Washington DC’s American Automobile Association Finds that One in Six Fatal Crashes Involves Sleepy Drivers

By Peter DePaolis

The American Automobile Association (AAA) released a new study on drowsy drivers revealing that they account for more vehicle accidents and deaths than previously thought. Based out of Washington, D.C., AAA found that forty-one percent of drivers in the country have fallen asleep behind the wheel at some point. About one in every six fatal car accidents involve a drowsy driver.

The study also looked into drivers’ attitudes towards sleepiness when driving and found that most overestimate their abilities to drive while tired. More than a quarter of the survey’s participants said that they had driven in the past month despite struggling to keep their eyes open. 59% of those who fell asleep while driving said they did so within one hour of getting behind the wheel. AAA also found that drivers under the age of 25 are almost twice as likely to be in a crash involving drowsy drivers.

AAA recommends that drivers not get behind the wheel if they are too tired. For people who insist on driving regardless, AAA provides several pointers:

  1. Stop and rest every 100 miles or every two hours
  2. Drive with a rested passenger
  3. Drink a caffeinated beverage.

Those who choose to drive while drowsy put themselves and others at risk. People and their loved ones who have been in an accident that was caused by a drowsy driver may wish to consult a Washington, D.C. personal injury lawyer.

For more information on your legal options following an automobile accident, contact William P. Lightfoot, a Washington, D.C. personal injury attorney, at Koonz, McKenney, Johnson & DePaolis L.L.P.

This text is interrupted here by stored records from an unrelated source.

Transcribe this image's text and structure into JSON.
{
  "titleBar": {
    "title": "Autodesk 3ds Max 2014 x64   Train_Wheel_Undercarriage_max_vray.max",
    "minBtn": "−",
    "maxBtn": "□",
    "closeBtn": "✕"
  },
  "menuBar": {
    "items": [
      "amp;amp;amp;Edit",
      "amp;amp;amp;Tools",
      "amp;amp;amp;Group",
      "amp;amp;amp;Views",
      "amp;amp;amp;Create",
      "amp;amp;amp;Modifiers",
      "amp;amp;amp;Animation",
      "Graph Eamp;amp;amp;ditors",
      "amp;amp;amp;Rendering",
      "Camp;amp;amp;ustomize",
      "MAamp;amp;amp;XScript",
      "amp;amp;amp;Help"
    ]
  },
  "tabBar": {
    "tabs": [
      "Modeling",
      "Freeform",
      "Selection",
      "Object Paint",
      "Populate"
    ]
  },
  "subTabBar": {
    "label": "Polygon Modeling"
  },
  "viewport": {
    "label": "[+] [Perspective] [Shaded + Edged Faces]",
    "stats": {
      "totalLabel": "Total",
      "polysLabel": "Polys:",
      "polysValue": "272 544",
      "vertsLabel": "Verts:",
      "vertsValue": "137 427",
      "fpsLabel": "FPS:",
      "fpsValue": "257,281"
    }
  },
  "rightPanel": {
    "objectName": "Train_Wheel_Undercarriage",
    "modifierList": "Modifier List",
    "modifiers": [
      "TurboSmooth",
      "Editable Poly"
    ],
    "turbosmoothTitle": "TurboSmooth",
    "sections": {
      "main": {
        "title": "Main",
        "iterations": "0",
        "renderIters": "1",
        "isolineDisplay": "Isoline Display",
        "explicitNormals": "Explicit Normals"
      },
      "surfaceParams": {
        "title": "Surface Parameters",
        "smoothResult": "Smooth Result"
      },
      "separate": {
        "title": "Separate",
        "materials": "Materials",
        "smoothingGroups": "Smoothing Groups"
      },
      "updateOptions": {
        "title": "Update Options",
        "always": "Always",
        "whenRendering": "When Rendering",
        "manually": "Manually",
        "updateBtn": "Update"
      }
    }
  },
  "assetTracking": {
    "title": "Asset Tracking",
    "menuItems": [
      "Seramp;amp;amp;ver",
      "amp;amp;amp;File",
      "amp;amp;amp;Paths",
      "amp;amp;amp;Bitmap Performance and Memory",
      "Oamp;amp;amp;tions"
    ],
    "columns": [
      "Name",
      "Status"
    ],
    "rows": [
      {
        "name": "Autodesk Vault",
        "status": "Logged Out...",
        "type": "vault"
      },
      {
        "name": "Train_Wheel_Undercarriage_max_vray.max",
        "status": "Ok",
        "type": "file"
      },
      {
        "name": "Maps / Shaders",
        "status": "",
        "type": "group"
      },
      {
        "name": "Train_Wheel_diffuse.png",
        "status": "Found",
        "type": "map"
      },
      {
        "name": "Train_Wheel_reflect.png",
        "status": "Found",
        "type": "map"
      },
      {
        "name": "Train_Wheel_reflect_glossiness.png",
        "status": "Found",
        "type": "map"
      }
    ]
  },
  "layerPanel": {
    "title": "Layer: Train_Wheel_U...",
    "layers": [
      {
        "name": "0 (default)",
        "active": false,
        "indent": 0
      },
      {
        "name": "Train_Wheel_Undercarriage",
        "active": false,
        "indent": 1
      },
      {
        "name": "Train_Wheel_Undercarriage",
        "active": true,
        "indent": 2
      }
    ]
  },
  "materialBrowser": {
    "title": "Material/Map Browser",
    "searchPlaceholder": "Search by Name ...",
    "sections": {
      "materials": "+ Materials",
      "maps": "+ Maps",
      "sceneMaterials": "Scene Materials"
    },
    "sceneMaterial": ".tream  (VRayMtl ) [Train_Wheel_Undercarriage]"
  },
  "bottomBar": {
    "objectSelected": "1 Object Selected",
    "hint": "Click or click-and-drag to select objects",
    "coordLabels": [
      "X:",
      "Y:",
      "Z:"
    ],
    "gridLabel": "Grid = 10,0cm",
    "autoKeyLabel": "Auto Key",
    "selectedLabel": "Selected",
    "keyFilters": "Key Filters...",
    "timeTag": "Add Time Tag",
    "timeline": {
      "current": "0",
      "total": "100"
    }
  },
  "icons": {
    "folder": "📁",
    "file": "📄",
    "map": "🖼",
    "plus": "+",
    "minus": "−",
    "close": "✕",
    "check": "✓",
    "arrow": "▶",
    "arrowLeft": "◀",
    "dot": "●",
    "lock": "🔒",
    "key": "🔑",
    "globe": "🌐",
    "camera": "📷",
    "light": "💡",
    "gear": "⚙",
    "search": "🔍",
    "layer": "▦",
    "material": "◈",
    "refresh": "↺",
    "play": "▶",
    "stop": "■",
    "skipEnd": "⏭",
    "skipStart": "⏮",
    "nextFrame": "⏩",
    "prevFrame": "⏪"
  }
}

About the Author
Peter DePaolis joined the firm in 1980 and has since represented a large number of individuals involved in automobile collisions, truck accidents, bus crashes, defective products, and medical malpractice cases. A significant portion of Mr. DePaolis’ practice is devoted to working on behalf of people suffering from asbestosis, mesothelioma, and other asbestos-related cancers. He has led his firm’s fight against the asbestos industry and has recovered over $30 million in damages for asbestos victims and their families.